Life Underground with Professor Nancy Karanja, University of Nairobi, Kenya
Today, we are talking about a nurturing topic, in the real sense of the word, our Mother Earth’s soil.
For many of us, soil maybe simply dirt under our feet, and the cause of us getting irritated when our hands or shoes get dirty. Yet, that same soil under our feet is where and how our food grows. That dirt is also a home to millions of organisms hidden in a whole ecosystem underneath the soil’s surface.
My guest today is Professor Nancy Karanja from University of Nairobi, Kenya, who has dedicated much of her career researching our soil and its health. The list of her accomplishments is so long that it would fill the whole podcast alone.
I will only say this much: Nancy is not only researching soil but rather life in all its beauty. That dark place where we put our tender seeds to eventually open-up, pierce the surface and become mature plants. Those of you who have gardens, or even just indoor plants, have seen this miracle of life unfolding.
We discuss the diversity that lies hidden from us, yet that has such a lasting influence on our health and well-being. We talk about what fuels life and how minerals, that we need for our bodies, are created. We also address some of the pressing challenges of our time like monoculture, food waste and food insecurity.

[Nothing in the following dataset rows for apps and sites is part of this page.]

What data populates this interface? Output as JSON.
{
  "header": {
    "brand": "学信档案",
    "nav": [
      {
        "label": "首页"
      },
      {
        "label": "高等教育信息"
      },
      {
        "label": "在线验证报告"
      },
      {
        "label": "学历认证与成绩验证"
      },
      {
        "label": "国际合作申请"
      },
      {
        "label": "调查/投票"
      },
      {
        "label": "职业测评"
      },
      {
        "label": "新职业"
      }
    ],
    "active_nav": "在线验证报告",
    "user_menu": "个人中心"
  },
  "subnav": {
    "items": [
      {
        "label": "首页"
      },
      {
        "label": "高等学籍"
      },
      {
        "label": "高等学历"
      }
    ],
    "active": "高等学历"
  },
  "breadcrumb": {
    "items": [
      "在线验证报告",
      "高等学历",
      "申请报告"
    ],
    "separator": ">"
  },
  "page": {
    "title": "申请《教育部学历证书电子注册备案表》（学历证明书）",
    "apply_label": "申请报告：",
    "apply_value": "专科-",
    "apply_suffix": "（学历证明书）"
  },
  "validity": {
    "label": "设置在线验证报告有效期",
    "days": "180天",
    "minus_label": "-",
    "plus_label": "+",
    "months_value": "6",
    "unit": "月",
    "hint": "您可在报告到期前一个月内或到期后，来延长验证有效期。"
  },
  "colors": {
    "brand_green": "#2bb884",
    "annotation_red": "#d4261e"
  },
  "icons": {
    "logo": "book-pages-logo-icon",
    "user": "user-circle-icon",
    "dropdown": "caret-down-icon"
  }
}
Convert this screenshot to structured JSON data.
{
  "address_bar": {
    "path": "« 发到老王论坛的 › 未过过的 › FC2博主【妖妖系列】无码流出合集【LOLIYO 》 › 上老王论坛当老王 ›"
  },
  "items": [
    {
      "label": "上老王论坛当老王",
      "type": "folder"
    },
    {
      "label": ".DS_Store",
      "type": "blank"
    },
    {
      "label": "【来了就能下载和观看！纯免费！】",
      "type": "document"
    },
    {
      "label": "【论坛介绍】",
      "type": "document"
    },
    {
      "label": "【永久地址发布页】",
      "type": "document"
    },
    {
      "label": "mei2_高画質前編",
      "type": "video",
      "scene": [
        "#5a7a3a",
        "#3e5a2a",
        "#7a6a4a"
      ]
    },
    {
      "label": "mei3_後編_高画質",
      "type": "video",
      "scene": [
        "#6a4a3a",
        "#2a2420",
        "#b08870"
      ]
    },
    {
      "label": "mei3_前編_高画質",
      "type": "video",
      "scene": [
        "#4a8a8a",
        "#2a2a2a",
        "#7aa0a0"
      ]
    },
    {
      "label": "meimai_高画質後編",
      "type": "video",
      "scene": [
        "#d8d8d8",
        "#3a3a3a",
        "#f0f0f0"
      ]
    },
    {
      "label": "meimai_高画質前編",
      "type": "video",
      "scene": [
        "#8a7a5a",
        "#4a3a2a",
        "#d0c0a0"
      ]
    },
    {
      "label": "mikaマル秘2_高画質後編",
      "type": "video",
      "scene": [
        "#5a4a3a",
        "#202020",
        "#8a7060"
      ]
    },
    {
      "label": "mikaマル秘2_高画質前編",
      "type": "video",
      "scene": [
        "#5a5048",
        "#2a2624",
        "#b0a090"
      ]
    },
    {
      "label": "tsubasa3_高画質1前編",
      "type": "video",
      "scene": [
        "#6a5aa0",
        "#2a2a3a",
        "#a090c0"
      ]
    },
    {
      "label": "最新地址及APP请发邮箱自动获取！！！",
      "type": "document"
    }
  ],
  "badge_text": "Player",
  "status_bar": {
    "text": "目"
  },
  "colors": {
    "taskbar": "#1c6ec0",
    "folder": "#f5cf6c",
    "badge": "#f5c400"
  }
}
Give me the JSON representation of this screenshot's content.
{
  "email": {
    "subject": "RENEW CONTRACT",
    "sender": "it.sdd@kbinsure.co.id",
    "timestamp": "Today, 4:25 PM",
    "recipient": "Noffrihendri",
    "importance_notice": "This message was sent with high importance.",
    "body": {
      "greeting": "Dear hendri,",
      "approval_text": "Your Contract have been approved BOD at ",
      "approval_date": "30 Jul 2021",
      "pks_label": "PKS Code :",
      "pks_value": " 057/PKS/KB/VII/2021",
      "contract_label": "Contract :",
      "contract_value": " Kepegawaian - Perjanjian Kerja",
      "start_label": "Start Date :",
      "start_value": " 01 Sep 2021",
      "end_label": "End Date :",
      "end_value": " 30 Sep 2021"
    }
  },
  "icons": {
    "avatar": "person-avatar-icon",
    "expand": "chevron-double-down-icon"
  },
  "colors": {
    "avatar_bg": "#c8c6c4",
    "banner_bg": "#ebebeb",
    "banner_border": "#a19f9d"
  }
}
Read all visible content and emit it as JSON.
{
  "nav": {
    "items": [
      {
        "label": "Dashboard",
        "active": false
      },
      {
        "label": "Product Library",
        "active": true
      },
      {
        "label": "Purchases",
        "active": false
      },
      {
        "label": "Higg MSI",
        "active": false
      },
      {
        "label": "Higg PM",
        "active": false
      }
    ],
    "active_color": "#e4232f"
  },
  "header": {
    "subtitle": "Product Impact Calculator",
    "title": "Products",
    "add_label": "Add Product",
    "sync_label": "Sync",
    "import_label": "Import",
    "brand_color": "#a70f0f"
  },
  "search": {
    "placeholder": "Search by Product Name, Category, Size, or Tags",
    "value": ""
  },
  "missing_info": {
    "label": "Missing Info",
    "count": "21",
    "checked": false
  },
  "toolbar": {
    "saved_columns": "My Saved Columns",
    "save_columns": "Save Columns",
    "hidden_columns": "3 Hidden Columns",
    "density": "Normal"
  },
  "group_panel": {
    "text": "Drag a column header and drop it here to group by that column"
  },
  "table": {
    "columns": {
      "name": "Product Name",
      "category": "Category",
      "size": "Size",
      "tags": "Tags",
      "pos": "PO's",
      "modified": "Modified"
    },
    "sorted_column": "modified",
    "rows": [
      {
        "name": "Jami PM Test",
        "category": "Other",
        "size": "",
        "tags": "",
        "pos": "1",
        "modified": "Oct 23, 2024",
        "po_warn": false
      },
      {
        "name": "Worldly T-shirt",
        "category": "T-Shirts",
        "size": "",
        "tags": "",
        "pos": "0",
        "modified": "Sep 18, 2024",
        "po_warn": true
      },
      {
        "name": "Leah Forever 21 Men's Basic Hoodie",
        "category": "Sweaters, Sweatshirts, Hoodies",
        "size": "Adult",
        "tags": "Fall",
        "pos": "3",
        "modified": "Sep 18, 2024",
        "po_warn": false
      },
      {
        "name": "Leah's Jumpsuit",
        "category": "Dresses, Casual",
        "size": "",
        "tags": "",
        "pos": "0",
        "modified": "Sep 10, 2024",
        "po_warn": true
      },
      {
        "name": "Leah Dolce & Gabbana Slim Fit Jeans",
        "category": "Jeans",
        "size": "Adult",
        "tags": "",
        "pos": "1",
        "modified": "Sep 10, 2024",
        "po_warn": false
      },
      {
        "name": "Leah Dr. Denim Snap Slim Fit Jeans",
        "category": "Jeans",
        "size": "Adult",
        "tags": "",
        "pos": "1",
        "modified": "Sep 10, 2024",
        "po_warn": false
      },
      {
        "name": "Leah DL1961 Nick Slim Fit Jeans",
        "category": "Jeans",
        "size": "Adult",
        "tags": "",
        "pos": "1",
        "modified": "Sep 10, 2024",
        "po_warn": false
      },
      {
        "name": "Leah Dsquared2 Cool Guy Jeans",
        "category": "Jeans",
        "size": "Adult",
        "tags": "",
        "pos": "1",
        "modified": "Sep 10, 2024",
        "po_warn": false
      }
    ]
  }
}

It is an important conversation and an even more crucial understanding how we are connected to every single stalk of corn, every single blade of wheat, every single rice plant that was placed into soil as a seed. Those little seeds nourish our bodies now.
Life above and below surface is one.